Multiple diagnostic tests are available to evaluate patients with suspected venous thromboembolism (VTE). The diagnosis of VTE involves combining a clinical pre-test probability using validated scoring systems such as the Wells score (Wells, 2000) with laboratory testing and/or diagnostic imaging. The D-dimer assay is a highly sensitive screening test for VTE that has been shown to safely exclude VTE in patients with low pre-test probability (Kearon, 2006). This project was aimed at determining if the SimpliRed D-dimer assay is used appropriately at our institution. More specifically, we wanted to determine if it is being used in patients with low clinical probability of pulmonary embolism (PE) or deep vein thrombosis (DVT) based on the Wells score and in the absence of other variables which could falsely elevate the D-dimer as determined by expert opinion.
A retrospective review of 199 charts from St. Joseph's Hospital in Hamilton, Ontario from March 2007 to April 2007 was performed. Information was obtained on a standardized data collection form. Duplicate data extraction of the first 20 charts was undertaken to ensure concordance.

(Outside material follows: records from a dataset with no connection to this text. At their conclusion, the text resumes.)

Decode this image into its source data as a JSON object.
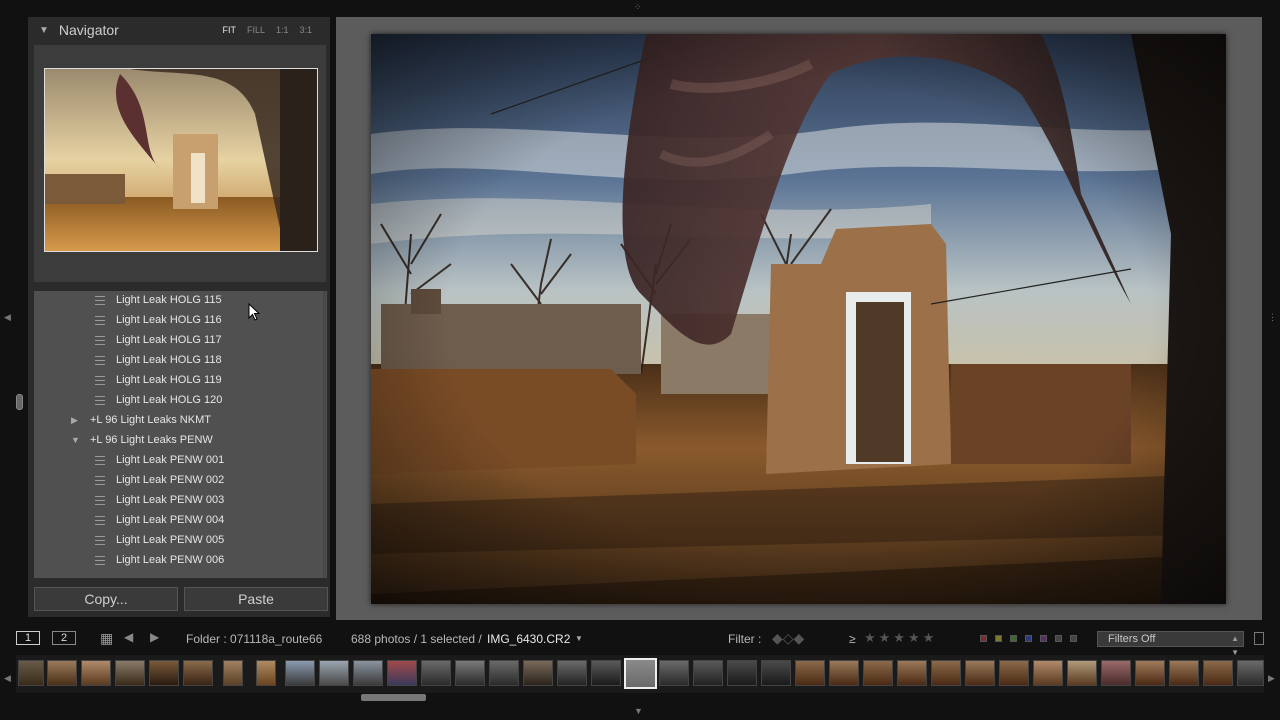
{
  "navigator": {
    "title": "Navigator",
    "zoom_options": [
      "FIT",
      "FILL",
      "1:1",
      "3:1"
    ],
    "active_zoom": "FIT"
  },
  "presets": [
    {
      "type": "preset",
      "label": "Light Leak HOLG 115"
    },
    {
      "type": "preset",
      "label": "Light Leak HOLG 116"
    },
    {
      "type": "preset",
      "label": "Light Leak HOLG 117"
    },
    {
      "type": "preset",
      "label": "Light Leak HOLG 118"
    },
    {
      "type": "preset",
      "label": "Light Leak HOLG 119"
    },
    {
      "type": "preset",
      "label": "Light Leak HOLG 120"
    },
    {
      "type": "folder",
      "label": "+L 96 Light Leaks NKMT",
      "expanded": false
    },
    {
      "type": "folder",
      "label": "+L 96 Light Leaks PENW",
      "expanded": true
    },
    {
      "type": "preset",
      "label": "Light Leak PENW 001"
    },
    {
      "type": "preset",
      "label": "Light Leak PENW 002"
    },
    {
      "type": "preset",
      "label": "Light Leak PENW 003"
    },
    {
      "type": "preset",
      "label": "Light Leak PENW 004"
    },
    {
      "type": "preset",
      "label": "Light Leak PENW 005"
    },
    {
      "type": "preset",
      "label": "Light Leak PENW 006"
    }
  ],
  "buttons": {
    "copy": "Copy...",
    "paste": "Paste"
  },
  "toolbar": {
    "view1": "1",
    "view2": "2",
    "folder": "Folder : 071118a_route66",
    "count": "688 photos / 1 selected /",
    "filename": "IMG_6430.CR2",
    "filter_label": "Filter :",
    "filters_value": "Filters Off",
    "stars_op": "≥"
  },
  "colors": {
    "swatches": [
      "#7a2c2c",
      "#7a7a2c",
      "#3a6a2c",
      "#2c3a7a",
      "#5a2c6a",
      "#444444",
      "#444444"
    ]
  }
}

Of the 199 SimpliRed D-dimer assays ordered during this time period, 84 (42%) were inappropriate. Forty (48%) were considered inappropriate because they were ordered in patients with a moderate to high pre-test probability for VTE while 44 (52%) were ordered in patients with a co-existing medical condition that should have precluded the use of the assay including sepsis, pregnancy, active malignancy, and recent major surgery. The D-dimer assay was positive in 51 (61%) of the 84 inappropriate tests and 31 of these patients underwent further testing. Twelve patients were eventually diagnosed with VTE. The remaining 20 patients with a positive D-dimer ordered in an inappropriate context did not undergo further testing to investigate the positive result. Thirty-three (41%) patients with an inappropriately ordered D-dimer had a negative result and did not undergo further investigation. For patients with an appropriately ordered D-dimer assay (115 out of 199 or 58%), 96 had a negative D-dimer result. Of the 96, 28 patients went on to further testing including Doppler ultrasounds, ventilation/perfusion scans, or CT scans. One of the 28 patients had VTE.
This retrospective review revealed that 42% of the SimpliRed D-dimer assays ordered at our institution are inappropriate. Thirty three patients identified in this review who had a non-low pretest probability and negative D-dimer did not undergo further testing. A negative D-dimer result in these patients is not sufficient to rule out VTE – the lack of further appropriate testing could have led to missed VTE events. D-dimer assays, including the one used at our institution, have been shown to reliably rule out both DVT and PE in patients with a low pre-test probability (Kearon, 2006). At our institution 28 patients with an appropriately ordered, negative D-dimer underwent further testing that would not be recommended based on current diagnostic algorithms. These investigations are costly and expose the patient to possible unnecessary harm (such as radiation exposure from CT scans or use of anticoagulants until testing can be arranged). Of the patients with a negative D-dimer who went on to have further investigations, 1 was found to have VTE. This patient may have had a higher clinical pre-test probability than was assigned retrospectively from limited chart records. If the pre-test score assigned was accurate, this suggests that the failure rate of the D-dimer for ruling out VTE in a patient with a low pre-test probability is 3.6% (0.1% to 18.3%) in our series, higher than previously reported (Kearon, 2006).
Crowther:Pfizer: Consultancy, Research Funding; Leo Pharma: Consultancy, Research Funding; Bayer: Consultancy; CSL: Consultancy; BI: Consultancy, Research Funding; Behring: Consultancy; Octapharma: Consultancy; Artisan: Consultancy.